THE RECORDS:
....

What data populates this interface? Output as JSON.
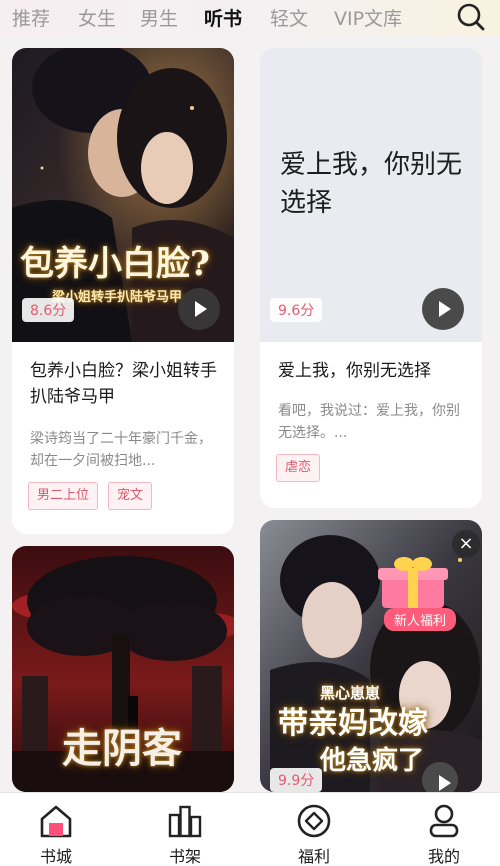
{
  "tabs": [
    {
      "label": "推荐",
      "active": false
    },
    {
      "label": "女生",
      "active": false
    },
    {
      "label": "男生",
      "active": false
    },
    {
      "label": "听书",
      "active": true
    },
    {
      "label": "轻文",
      "active": false
    },
    {
      "label": "VIP文库",
      "active": false
    }
  ],
  "search_icon": "search-icon",
  "cards": [
    {
      "cover_art_title": "包养小白脸?",
      "cover_art_sub": "梁小姐转手扒陆爷马甲",
      "score": "8.6分",
      "title": "包养小白脸？梁小姐转手扒陆爷马甲",
      "desc": "梁诗筠当了二十年豪门千金，却在一夕间被扫地...",
      "tags": [
        "男二上位",
        "宠文"
      ]
    },
    {
      "cover_text": "爱上我，你别无选择",
      "score": "9.6分",
      "title": "爱上我，你别无选择",
      "desc": "看吧，我说过：爱上我，你别无选择。...",
      "tags": [
        "虐恋"
      ]
    },
    {
      "cover_art_title": "走阴客"
    },
    {
      "cover_art_top": "黑心崽崽",
      "cover_art_title": "带亲妈改嫁",
      "cover_art_sub": "他急疯了",
      "score": "9.9分",
      "badge": "新人福利",
      "close_label": "×"
    }
  ],
  "bottom_nav": [
    {
      "label": "书城",
      "icon": "home-icon",
      "active": true
    },
    {
      "label": "书架",
      "icon": "bookshelf-icon",
      "active": false
    },
    {
      "label": "福利",
      "icon": "diamond-coin-icon",
      "active": false
    },
    {
      "label": "我的",
      "icon": "person-icon",
      "active": false
    }
  ],
  "colors": {
    "accent": "#e6596f",
    "tag_text": "#e0566a",
    "badge": "#ff5b7a"
  }
}
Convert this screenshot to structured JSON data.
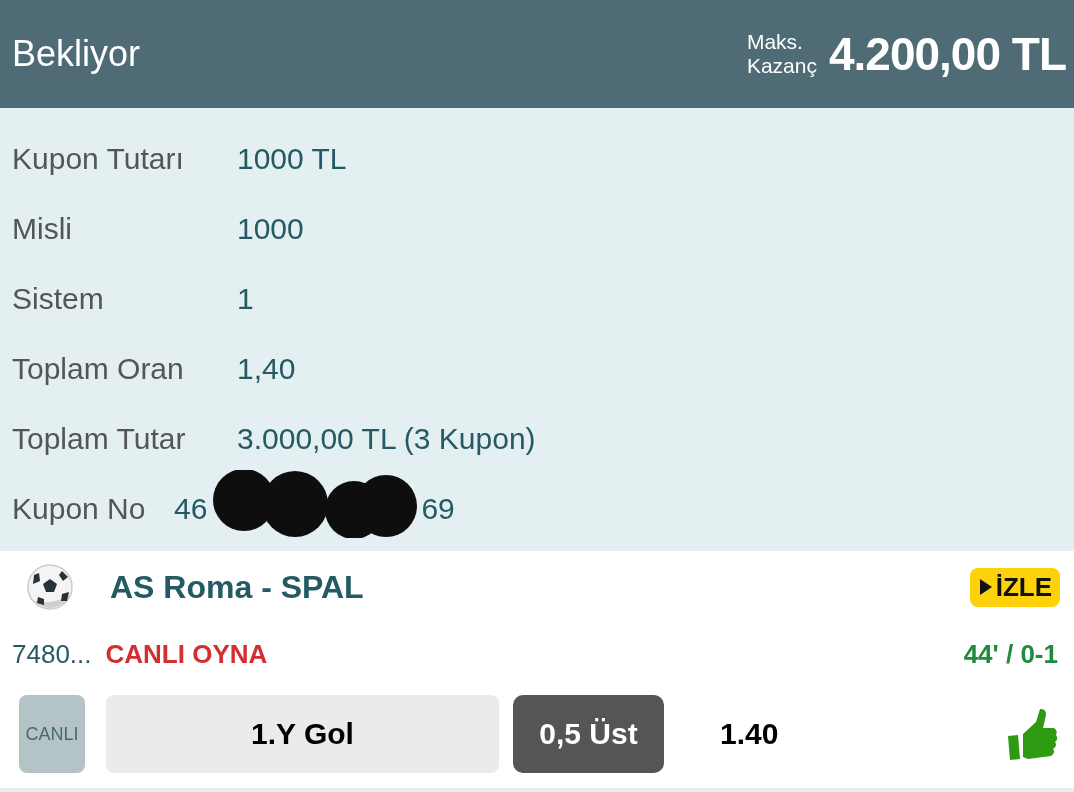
{
  "header": {
    "status": "Bekliyor",
    "max_win_label": "Maks.\nKazanç",
    "max_win": "4.200,00 TL"
  },
  "details": [
    {
      "label": "Kupon Tutarı",
      "value": "1000 TL"
    },
    {
      "label": "Misli",
      "value": "1000"
    },
    {
      "label": "Sistem",
      "value": "1"
    },
    {
      "label": "Toplam Oran",
      "value": "1,40"
    },
    {
      "label": "Toplam Tutar",
      "value": "3.000,00 TL (3 Kupon)"
    }
  ],
  "coupon_no": {
    "label": "Kupon No",
    "value_start": "46",
    "value_end": "69",
    "redacted": true
  },
  "event": {
    "title": "AS Roma - SPAL",
    "watch_button": "İZLE",
    "code": "7480...",
    "live_link": "CANLI OYNA",
    "minute_score": "44' / 0-1",
    "bet": {
      "live_badge": "CANLI",
      "market": "1.Y Gol",
      "selection": "0,5 Üst",
      "odds": "1.40",
      "won": true
    }
  }
}
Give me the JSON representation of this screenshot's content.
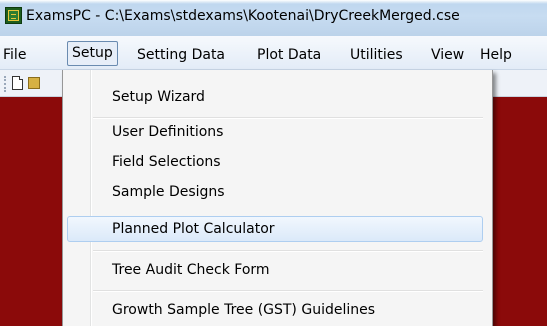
{
  "window": {
    "title": "ExamsPC - C:\\Exams\\stdexams\\Kootenai\\DryCreekMerged.cse"
  },
  "menubar": {
    "items": [
      "File",
      "Setup",
      "Setting Data",
      "Plot Data",
      "Utilities",
      "View",
      "Help"
    ],
    "active": "Setup"
  },
  "toolbar": {
    "icons": [
      "new-document-icon",
      "open-folder-icon"
    ]
  },
  "dropdown": {
    "items": [
      "Setup Wizard",
      "User Definitions",
      "Field Selections",
      "Sample Designs",
      "Planned Plot Calculator",
      "Tree Audit Check Form",
      "Growth Sample Tree (GST) Guidelines"
    ],
    "highlighted": "Planned Plot Calculator"
  },
  "colors": {
    "content_background": "#8b0a0a",
    "titlebar": "#c4d9ef",
    "menu_background": "#f5f5f5",
    "highlight": "#dbe9f9"
  }
}
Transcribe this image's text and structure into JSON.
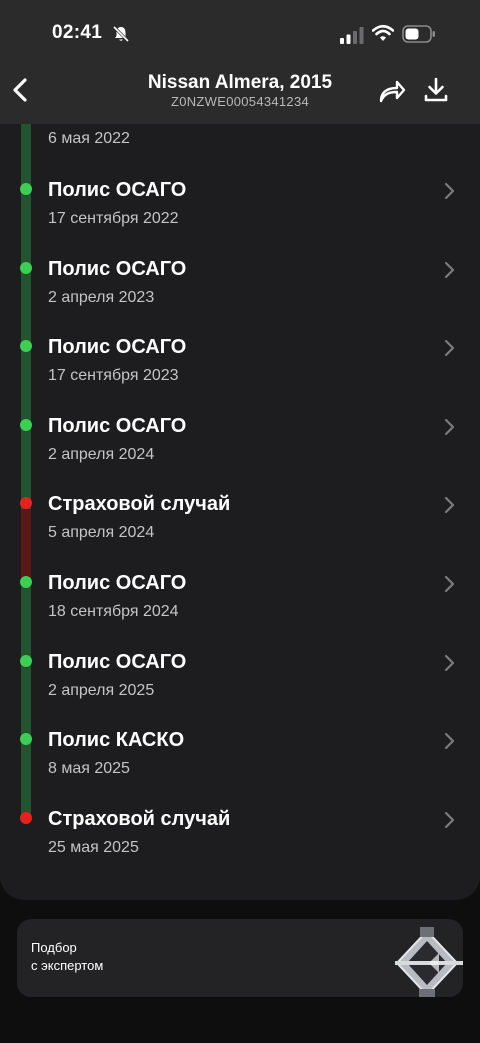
{
  "status_bar": {
    "time": "02:41"
  },
  "header": {
    "title": "Nissan Almera, 2015",
    "subtitle": "Z0NZWE00054341234"
  },
  "timeline": {
    "partial_top_date": "6 мая 2022",
    "events": [
      {
        "title": "Полис ОСАГО",
        "date": "17 сентября 2022",
        "status": "green"
      },
      {
        "title": "Полис ОСАГО",
        "date": "2 апреля 2023",
        "status": "green"
      },
      {
        "title": "Полис ОСАГО",
        "date": "17 сентября 2023",
        "status": "green"
      },
      {
        "title": "Полис ОСАГО",
        "date": "2 апреля 2024",
        "status": "green"
      },
      {
        "title": "Страховой случай",
        "date": "5 апреля 2024",
        "status": "red"
      },
      {
        "title": "Полис ОСАГО",
        "date": "18 сентября 2024",
        "status": "green"
      },
      {
        "title": "Полис ОСАГО",
        "date": "2 апреля 2025",
        "status": "green"
      },
      {
        "title": "Полис КАСКО",
        "date": "8 мая 2025",
        "status": "green"
      },
      {
        "title": "Страховой случай",
        "date": "25 мая 2025",
        "status": "red"
      }
    ]
  },
  "promo": {
    "text": "Подбор\nс экспертом"
  },
  "colors": {
    "green_dot": "#3ccf53",
    "red_dot": "#e8211e",
    "green_line": "#245330",
    "red_line": "#5a1818"
  },
  "icons": {
    "back": "chevron-left-icon",
    "share": "share-arrow-icon",
    "download": "download-icon",
    "row_chevron": "chevron-right-icon",
    "promo_image": "car-jack-icon"
  }
}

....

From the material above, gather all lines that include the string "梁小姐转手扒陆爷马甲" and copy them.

WRITTEN ANSWER:
      "cover_art_sub": "梁小姐转手扒陆爷马甲",
      "title": "包养小白脸？梁小姐转手扒陆爷马甲",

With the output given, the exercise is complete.